By Dr. Gia Marson
Picture this...you’re swimming in the ocean, gathering with your friends for a meal or walking into a concert. These sound fun, right? In your mind’s eye can you see if you are negatively comparing yourself to others? Specifically, are you comparing your body, exercise or eating? If so, how often? What is the purpose of comparing? How do you feel after? When we engage in mental habits, it is reasonable to question their function and whether they lead us into our soul’s darkness or light.
A recent study¹ found that college women tend to compare themselves to both strangers and friends in an upward manner. That is, they compare their bodies with those who they view as more ideal, their exercise with those who exercise more often and their eating with those who eat smaller portions and (seemingly) healthy foods. Many other studies² suggest that unfavorably comparing yourself to others increases body dissatisfaction. This link seems to be true of men and women, though stronger for women than men and inversely related to age.
What is your reaction to these findings? My hunch is you are not surprised. You may even realize you have the same mental habits and the same body dissatisfaction. While comparing yourself to others may seem normal—because it is pervasive—we generally have a drive to make comparisons that result in favorable outcomes. Unfortunately, that is not the case when it comes to appearance-related social comparisons. If you are caught in this negative habit, cycle, and body dissatisfaction, I encourage you to be active in making a change. If you seek out help from a professional, you will learn that there are many roads out of this thinking trap. If you want to try it on your own, a cognitive strategy using the mnemonic of Three 3 C’s³ to change your mental habits away from body dissatisfaction is a simple (though not easy) place to start.

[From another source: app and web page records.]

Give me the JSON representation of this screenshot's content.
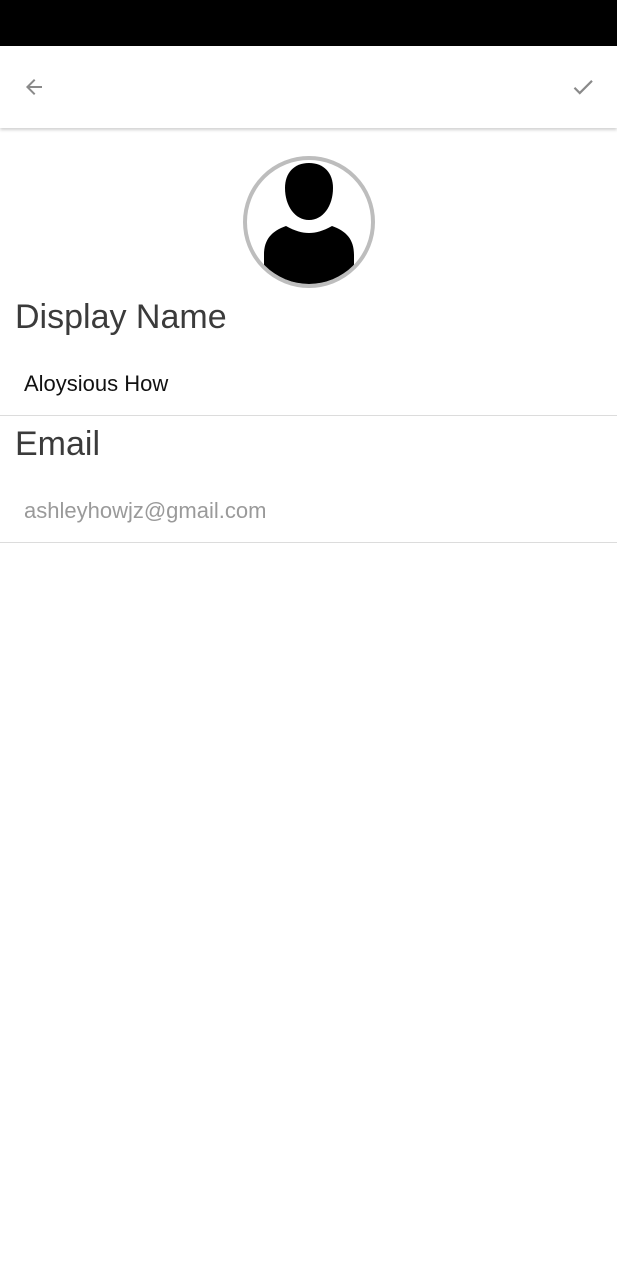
{
  "toolbar": {
    "back_icon": "arrow-left-icon",
    "save_icon": "checkmark-icon",
    "icon_color": "#8a8a8a"
  },
  "profile": {
    "avatar_icon": "person-silhouette-icon",
    "avatar_border_color": "#bdbdbd"
  },
  "fields": {
    "display_name": {
      "label": "Display Name",
      "value": "Aloysious How"
    },
    "email": {
      "label": "Email",
      "value": "ashleyhowjz@gmail.com"
    }
  }
}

Step 1: Catch it!
Catch your thoughts about other people’s bodies, eating, and exercise. Identify the specifics. Take an inventory of the frequency to capture the magnitude of the problem. During the upcoming week, keep track of how often and in what ways you negatively compare yourself.
Step 2: Check it!
At the end of the week, check the facts, function, and helpfulness of your habit. Sometimes our automatic thoughts take us in a direction we don’t mean to go, sometimes they are untrue and sometimes they break down our spirits. Are your thoughts helpful? If not, start working on reducing the negative self-statements that arise from comparing yourself to others. Focus on other aspects of the people to whom you are comparing.⁴ Gather evidence about the accuracy of these thoughts. Observe whether they lead to more or less distress for you. Determine the function of your thoughts. This will take time and journaling. Be open-minded and patient as you ask yourself these questions. Thoughts influence your feelings and actions so don’t give up. As you recall from above, research suggests that this type of comparing may lead you to feel more dissatisfied with your appearance. The only reason to keep the habit is if you WANT to feel more dissatisfied.
Step 3: Change It!
Write out and practice making self-statements that are more helpful, rational, and purposeful responses when you are observing other people’s bodies, eating, and exercise. Try observing without judging them or you. If your new factual and more compassionate way of thinking leads to less distress after a few days—you’ve got it. If not, try again to create and practice how you want to think about social comparisons.
The good news is that body image is not a fixed state. While some thinking will always be automatic (like breathing etc.), you can exert control as well. I hope you feel empowered to make positive changes in your thinking and improve your body image!
 Fitzsimmons-Craft (2017). Eating disorder related social comparison in college women’s everyday lives. International Journal of Eating Disorders, DOI: 10.1002/eat.22725.
 Myers, T & Crowther, J (2009). Social comparison as a predictor of body dissatisfaction: A meta-analytic review. Journal of Abnormal Psychology, DOI: 10.1037/a0016763.
 Creed, T (2015). Using the Mnemonic “Three Cs” with Children and Adolescents. (Link)
 Cash, T & Pruzinksy, T (1990). Body Images. The Guilford Press, NY.